Nutrition PyramidFollowing injuries, it is paramount that dancers recover as quickly as possible, and diet can particularly aid this. And it’s not just about what you eat, it’s about what you shouldn’t eat too; junk food fills holes without providing any nutrients, just empty calories, and caffeine reduces bone-mineral density and increase fluid loss.

In order to promote healing, the following foods are of particular benefit: produce, dairy and meat aisles, rather than pre-packaged goods. Every nutrient plays a part in recovering from injuries, particularly protein, vitamin D and vitamin C. For calcium choose milk, yogurt, low-fat cheese and almonds; for vitamin A try sweet potato, carrots, blue/orange/purple fruits and vegetables; gain vitamin C with broccoli, citrus fruits and berries; to increase magnesium have almonds, spinach, pumpkin and ground flaxseeds; for omega-3 fatty acids: walnuts, ground flaxseeds, beans, wild salmon; and for protein: milk, eggs, tofu, beans and lean meat.

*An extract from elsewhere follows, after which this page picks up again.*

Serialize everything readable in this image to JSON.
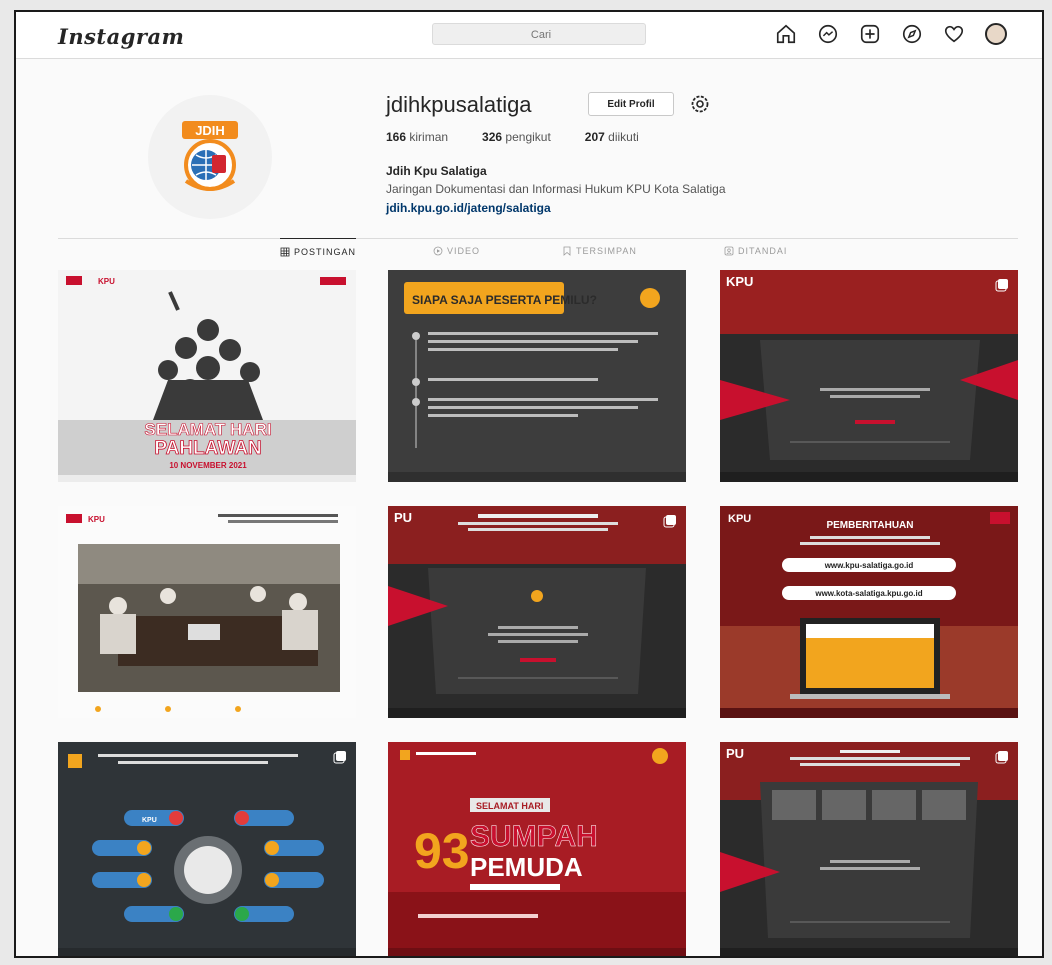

To ensure strong bones, rather than gorging on milk and other calcium-filled products, try adding a little more virgin olive oil to you meals, such as salad or pasta. The Journal of Clinical Endocrinology & Metabolism reports that men put on diets that included the Mediterranean staple showed a significant increase in levels of osteocalcin, a marker of healthy bone formation.

Another unexpected food tip is to use juice to stay slim. Juice is usually associated with ‘bad foods’ due to its high sugar content, however if you’re craving a fruity drink, try watermelon juice. A recent study published in The Journal of Nutritional Biochemistry found that an amino acid in watermelon juice called citrulline might help with weight maintenance.